    He said that in such a situation the immediate reaction should have been to cut the rope and free the elephant. However, since it was in the heart of the town, it had been driven in this state to a nearby tank at Siyabalangamuwa and then cut off all the ropes. The elephant is reported to have been alive then, but couldn’t stand as it was trapped. Subsequently the poor suffering animal has succumbed to his wounds.

    Mr Miththapala said that there must have best practices of translocation implemented, with back up plans in place and wished that this type of tragedy should never happen.

    – Asian Tribune –

  • “No Raja…but there’s Sumedha..!”
    Srilal Miththapala writes of the continuing search for the Uda Walawe Park’s elusive tusker

    This week was a quiet one. The proposed, concerted effort to launch a series of field investigations in the area where we had received several reports of sightings of a tusker who fitted Raja’s description, did not materialize.

    Firstly Dr. Vijitha Perera, Wildlife Veterinarian, Department of Wildlife Conservation, who was to give us some guidance was called to Colombo for some urgent meetings and then dispatched to Giritale for a few days. So he was not in UWNP the whole of last week.

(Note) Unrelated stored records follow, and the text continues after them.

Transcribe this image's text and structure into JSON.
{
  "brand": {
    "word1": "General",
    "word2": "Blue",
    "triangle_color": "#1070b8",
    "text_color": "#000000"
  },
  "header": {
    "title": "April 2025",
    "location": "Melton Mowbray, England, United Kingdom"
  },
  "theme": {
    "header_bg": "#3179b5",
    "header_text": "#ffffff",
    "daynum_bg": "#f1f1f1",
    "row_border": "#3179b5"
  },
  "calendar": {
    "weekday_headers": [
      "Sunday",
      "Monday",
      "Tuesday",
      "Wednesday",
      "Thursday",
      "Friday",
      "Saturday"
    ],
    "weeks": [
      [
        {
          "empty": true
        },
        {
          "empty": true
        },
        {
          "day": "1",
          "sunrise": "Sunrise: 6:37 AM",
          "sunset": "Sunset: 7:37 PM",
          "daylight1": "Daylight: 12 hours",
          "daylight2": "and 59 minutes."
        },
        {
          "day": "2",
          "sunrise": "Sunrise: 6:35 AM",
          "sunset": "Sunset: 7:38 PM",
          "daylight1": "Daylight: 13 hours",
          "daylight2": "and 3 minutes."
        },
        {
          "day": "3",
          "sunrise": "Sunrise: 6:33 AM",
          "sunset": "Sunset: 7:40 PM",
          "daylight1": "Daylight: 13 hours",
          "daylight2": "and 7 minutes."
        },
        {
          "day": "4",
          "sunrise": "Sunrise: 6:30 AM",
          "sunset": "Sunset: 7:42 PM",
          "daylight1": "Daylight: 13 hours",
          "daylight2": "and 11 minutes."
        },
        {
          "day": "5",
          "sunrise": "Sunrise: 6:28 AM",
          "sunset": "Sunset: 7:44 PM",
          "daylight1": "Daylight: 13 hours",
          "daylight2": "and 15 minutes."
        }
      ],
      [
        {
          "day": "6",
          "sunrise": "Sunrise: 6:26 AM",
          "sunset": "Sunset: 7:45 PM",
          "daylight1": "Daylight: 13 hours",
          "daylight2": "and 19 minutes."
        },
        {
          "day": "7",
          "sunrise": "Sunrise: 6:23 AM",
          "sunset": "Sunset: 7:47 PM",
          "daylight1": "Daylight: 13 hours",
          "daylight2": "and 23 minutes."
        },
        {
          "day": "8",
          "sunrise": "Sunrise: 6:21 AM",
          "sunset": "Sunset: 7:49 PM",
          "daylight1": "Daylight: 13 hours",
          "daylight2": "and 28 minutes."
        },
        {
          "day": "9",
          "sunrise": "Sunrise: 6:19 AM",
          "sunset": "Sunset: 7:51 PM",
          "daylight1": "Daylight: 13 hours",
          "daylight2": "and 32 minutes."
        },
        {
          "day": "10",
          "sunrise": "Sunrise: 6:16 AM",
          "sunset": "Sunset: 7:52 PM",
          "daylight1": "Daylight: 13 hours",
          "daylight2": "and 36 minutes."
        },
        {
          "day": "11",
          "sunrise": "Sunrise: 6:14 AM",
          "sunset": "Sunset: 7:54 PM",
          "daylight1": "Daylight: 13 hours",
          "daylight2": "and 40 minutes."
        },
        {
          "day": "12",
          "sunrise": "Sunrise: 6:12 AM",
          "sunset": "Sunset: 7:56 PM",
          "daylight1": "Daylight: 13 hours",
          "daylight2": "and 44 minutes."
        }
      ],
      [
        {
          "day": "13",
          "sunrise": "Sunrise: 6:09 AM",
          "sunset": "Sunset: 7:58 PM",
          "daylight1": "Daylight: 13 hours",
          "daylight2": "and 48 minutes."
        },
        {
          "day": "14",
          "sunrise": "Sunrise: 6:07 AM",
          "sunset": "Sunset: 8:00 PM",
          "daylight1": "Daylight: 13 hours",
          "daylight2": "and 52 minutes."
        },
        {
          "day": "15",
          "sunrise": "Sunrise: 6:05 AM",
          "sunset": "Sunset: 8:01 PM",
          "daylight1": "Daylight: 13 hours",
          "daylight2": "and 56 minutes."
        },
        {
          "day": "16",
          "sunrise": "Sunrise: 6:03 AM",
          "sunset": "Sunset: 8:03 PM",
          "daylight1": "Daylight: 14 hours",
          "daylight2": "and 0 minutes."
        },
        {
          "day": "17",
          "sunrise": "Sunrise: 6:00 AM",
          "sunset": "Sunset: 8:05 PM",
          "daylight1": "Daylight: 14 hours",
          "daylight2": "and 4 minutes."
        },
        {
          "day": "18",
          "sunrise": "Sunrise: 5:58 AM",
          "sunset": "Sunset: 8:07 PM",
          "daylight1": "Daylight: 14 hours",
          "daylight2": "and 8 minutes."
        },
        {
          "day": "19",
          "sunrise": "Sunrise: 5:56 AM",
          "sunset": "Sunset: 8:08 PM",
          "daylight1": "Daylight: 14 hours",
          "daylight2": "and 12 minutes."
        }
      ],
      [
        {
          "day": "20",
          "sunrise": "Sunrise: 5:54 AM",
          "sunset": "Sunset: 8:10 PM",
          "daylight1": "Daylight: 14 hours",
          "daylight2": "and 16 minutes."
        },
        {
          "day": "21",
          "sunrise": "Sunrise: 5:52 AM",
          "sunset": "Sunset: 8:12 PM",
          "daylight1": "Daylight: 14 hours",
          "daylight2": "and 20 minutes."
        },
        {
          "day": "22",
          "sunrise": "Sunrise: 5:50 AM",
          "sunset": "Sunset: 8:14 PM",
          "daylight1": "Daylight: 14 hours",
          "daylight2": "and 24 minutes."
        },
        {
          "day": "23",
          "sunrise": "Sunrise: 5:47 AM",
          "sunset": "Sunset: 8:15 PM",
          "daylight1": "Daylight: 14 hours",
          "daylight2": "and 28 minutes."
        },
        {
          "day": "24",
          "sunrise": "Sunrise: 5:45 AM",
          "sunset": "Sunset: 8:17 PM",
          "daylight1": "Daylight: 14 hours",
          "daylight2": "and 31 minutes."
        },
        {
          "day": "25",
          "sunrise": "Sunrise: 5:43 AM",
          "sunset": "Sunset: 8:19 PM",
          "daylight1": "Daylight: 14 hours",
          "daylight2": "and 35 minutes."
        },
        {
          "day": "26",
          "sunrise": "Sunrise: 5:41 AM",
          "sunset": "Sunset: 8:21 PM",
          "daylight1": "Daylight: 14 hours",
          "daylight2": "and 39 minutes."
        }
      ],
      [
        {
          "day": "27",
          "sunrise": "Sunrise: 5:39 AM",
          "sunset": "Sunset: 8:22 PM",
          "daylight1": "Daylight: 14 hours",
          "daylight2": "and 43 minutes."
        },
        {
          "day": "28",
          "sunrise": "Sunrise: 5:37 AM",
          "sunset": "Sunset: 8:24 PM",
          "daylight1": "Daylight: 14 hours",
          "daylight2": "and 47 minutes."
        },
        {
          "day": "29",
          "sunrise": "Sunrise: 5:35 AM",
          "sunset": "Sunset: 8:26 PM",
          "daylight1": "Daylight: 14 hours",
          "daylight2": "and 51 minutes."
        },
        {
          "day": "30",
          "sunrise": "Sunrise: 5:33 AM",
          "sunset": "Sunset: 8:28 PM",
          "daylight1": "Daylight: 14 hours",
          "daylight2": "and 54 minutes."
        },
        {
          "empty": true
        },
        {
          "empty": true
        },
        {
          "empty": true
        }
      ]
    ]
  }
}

    Secondly heavy rains hampered our travel even within the park itself. So we postponed our activities for next week. As indicated last week, we believe the main focus of our search should now be in the north-eastern side, just outside the park boundary, where there are many reports of elephant sightings, as well as of a mature tusker with a short tusk. This includes the village hamlets of Gomagala and Rathabalagama in the Hambegamuwa area.
    Sumedha, in UWNP last Wednesday, 24th November- Pic by Ashoka Ranjeeva

    In the meantime we continue to sight Sumedha, the ‘No 2 ‘ tusker of the park, within the park. It has been recorded that Sumedha also comes into the park when he comes into musth, which seems to be slightly later than Raja’s cycle. While there have been many occasions before, where both of them have been sighted in the park together, the ‘pecking order’ is obvious. Sumedha takes flight whenever Raja arrives on the scene, and is always submissive in Raja’s presence, although he is a mature tusker himself in prime condition, albeit a few years Raja’s junior. So this year it seems rather odd to see Sumeda, now clearly in post musth, still around in the park.

    Could it be that he senses the absence of Raja, and now feels more confident that he is the King of UWNP? All details of work done so far, with reports, video clips, pictures and maps can be found on our blog http://findraja.srilankaelephant.com/blog/. (Read extracts of Dr Vijitha Perera’s forthcoming book entitled ’10 years with Wild Elephants’ where he devotes a full chapter to Raja on our blog)

    Post script: A few hours after I penned this report, I heard of the tragic death of the tusker that was being translocated by the DWLC. In spite of repeated calls from renowned elephant scientists such as Dr. Preethiviraj Fernando and Dr. Devaka Weerakoon that translocation is not a solution to the human elephant conflict, the DWLC continues this short sighted ‘quick fix’ solution.

    With inadequately trained personnel, and poor resources, translocation of such large animals are fraught with danger…and in this case resulted in a gruesome death of one of the already rapidly dwindling tuskers in Sri Lanka.

    It breaks my heart and shatters my spirit. While a few of us, with meagre resources and funds, are trying desperately to locate another magnificent tusker, Walawe Raja, is this how the DWLC is protecting these animals?

Leave a Reply